"We are trying to get everyone together who has been touched by this - the hospitals, the treatment centers, the social service people - to identify the goals we want to achieve as far as reducing heroin addiction, improving prevention, and also to identify gaps where improvement in services are needed," he said. "We're trying to make progress as quickly as we can."

The number of opioid-related deaths has skyrocketed in New Hampshire and across the Northeast. In 2014, the Granite State was ranked ninth nationwide for total fentanyl (a fast-acting, heroin-like narcotic) seizures, by far the lowest-populated state in the top 10.

More than 400 individuals in the state died from a drug overdose last year, a majority of those deaths were caused by fentanyl, heroin or another opioid while thousands more overdosed and saved by first responders. Drug overdoses are now the second-most common cause of death in New Hampshire, ahead of diabetes, breast cancer and motor vehicle accidents.

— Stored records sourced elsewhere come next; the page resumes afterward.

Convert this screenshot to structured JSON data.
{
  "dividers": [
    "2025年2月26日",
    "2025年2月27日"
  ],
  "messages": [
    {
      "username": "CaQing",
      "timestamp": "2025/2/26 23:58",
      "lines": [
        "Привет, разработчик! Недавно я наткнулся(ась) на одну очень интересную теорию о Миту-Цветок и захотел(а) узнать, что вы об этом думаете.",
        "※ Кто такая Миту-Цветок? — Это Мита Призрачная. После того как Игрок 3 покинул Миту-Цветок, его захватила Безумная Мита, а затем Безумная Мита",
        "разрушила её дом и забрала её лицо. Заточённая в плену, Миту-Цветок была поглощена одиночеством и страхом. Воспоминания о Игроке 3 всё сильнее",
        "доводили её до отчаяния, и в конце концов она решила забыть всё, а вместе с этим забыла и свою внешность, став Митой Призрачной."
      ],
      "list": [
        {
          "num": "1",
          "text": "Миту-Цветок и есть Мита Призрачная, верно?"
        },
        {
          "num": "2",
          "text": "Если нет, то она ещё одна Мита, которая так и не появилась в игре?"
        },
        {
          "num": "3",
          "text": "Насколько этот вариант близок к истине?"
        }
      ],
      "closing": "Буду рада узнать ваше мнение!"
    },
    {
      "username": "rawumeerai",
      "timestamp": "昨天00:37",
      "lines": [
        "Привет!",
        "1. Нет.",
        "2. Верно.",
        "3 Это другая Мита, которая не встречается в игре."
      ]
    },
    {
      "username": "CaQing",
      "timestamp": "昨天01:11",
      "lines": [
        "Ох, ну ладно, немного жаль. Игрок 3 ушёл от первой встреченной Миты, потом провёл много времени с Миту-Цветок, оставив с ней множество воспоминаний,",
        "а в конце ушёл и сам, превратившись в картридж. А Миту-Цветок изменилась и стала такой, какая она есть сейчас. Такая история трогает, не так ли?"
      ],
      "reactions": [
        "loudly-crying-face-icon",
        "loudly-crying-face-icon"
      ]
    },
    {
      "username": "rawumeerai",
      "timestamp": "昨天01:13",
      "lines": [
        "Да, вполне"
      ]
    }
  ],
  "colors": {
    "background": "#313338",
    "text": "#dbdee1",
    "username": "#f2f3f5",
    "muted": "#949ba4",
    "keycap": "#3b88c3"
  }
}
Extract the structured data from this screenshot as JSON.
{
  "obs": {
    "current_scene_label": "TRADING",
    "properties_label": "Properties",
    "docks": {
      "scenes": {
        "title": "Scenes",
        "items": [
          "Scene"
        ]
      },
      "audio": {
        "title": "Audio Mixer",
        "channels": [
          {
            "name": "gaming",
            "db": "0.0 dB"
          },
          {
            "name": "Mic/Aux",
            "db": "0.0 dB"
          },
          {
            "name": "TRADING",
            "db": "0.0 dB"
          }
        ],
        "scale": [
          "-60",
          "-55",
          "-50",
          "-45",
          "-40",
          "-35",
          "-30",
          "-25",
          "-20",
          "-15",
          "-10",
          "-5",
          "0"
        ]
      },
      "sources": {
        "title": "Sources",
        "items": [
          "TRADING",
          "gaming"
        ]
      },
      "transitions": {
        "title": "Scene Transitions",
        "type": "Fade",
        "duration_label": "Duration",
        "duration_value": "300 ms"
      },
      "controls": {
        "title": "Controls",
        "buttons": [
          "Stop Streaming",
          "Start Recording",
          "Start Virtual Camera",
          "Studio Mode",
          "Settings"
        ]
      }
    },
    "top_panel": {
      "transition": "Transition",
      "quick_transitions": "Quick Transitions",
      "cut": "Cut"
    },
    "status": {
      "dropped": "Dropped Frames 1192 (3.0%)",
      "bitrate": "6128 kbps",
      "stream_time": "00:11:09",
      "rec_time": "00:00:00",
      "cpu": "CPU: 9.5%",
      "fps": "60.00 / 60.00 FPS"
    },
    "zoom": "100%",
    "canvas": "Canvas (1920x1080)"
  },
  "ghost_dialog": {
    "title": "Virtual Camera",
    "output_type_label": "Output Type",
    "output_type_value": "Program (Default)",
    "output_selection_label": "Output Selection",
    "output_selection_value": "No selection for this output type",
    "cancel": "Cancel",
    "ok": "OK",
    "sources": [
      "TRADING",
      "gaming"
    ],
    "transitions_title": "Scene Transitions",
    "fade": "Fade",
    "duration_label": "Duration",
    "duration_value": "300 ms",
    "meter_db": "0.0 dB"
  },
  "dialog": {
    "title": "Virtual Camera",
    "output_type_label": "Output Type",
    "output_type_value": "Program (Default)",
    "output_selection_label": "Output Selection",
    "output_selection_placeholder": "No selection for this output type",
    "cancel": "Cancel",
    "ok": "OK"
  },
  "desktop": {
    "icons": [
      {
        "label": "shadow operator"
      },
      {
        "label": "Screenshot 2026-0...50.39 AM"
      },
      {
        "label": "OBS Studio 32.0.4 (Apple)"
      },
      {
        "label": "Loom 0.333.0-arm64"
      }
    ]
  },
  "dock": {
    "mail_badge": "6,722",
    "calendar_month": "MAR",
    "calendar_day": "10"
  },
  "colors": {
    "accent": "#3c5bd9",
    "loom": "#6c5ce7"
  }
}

Dan Weeks, a longtime campaign finance reform activist now running as a Democrat for the New Hampshire Executive Council, walked with his supporters up to the park after making his candidacy official from Railroad Square on Saturday morning.

He encouraged people to join in the walk to stop the heroin outbreak.

"Every day in this state, more than one person dies because of a needless overdose with heroin," Weeks said. This heroin epidemic, he said, is going to take a community to fix.

The event opened a few minutes after 11 a.m. with a contemporary dance from four women from the Hudson-based Showcase Performing Arts Center. The dance, titled "How to Save a Life," was inspired by Showcase Co-Director Ali Buckley after losing a friend to heroin last August.

"I created this piece on the idea that art can move the masses and speak the (truth) where words cannot," Buckley said.

In an effort to get more community involvement to reduce substance abuse, Nashua Police Chief Andrew Lavoie asked residents to help serve as the eyes and ears of the community.

"Call our drug line (594-3597). Call our regular number (594-3500). You don't even have to ever leave your name, but the biggest thing is call us. We have active investigations all the time, but quality-of-life issues we can address immediately," he said.

In the city, heroin and opioid related overdoses and deaths hit new records last year. Nashua police reported there were at least 226 suspected and confirmed overdoses, an 81 percent hike of the 125 overdoses in 2014.

"If someone is saying they don't know someone that's been touched by heroin or they have been personally ... they live in a bubble," Lavoie said.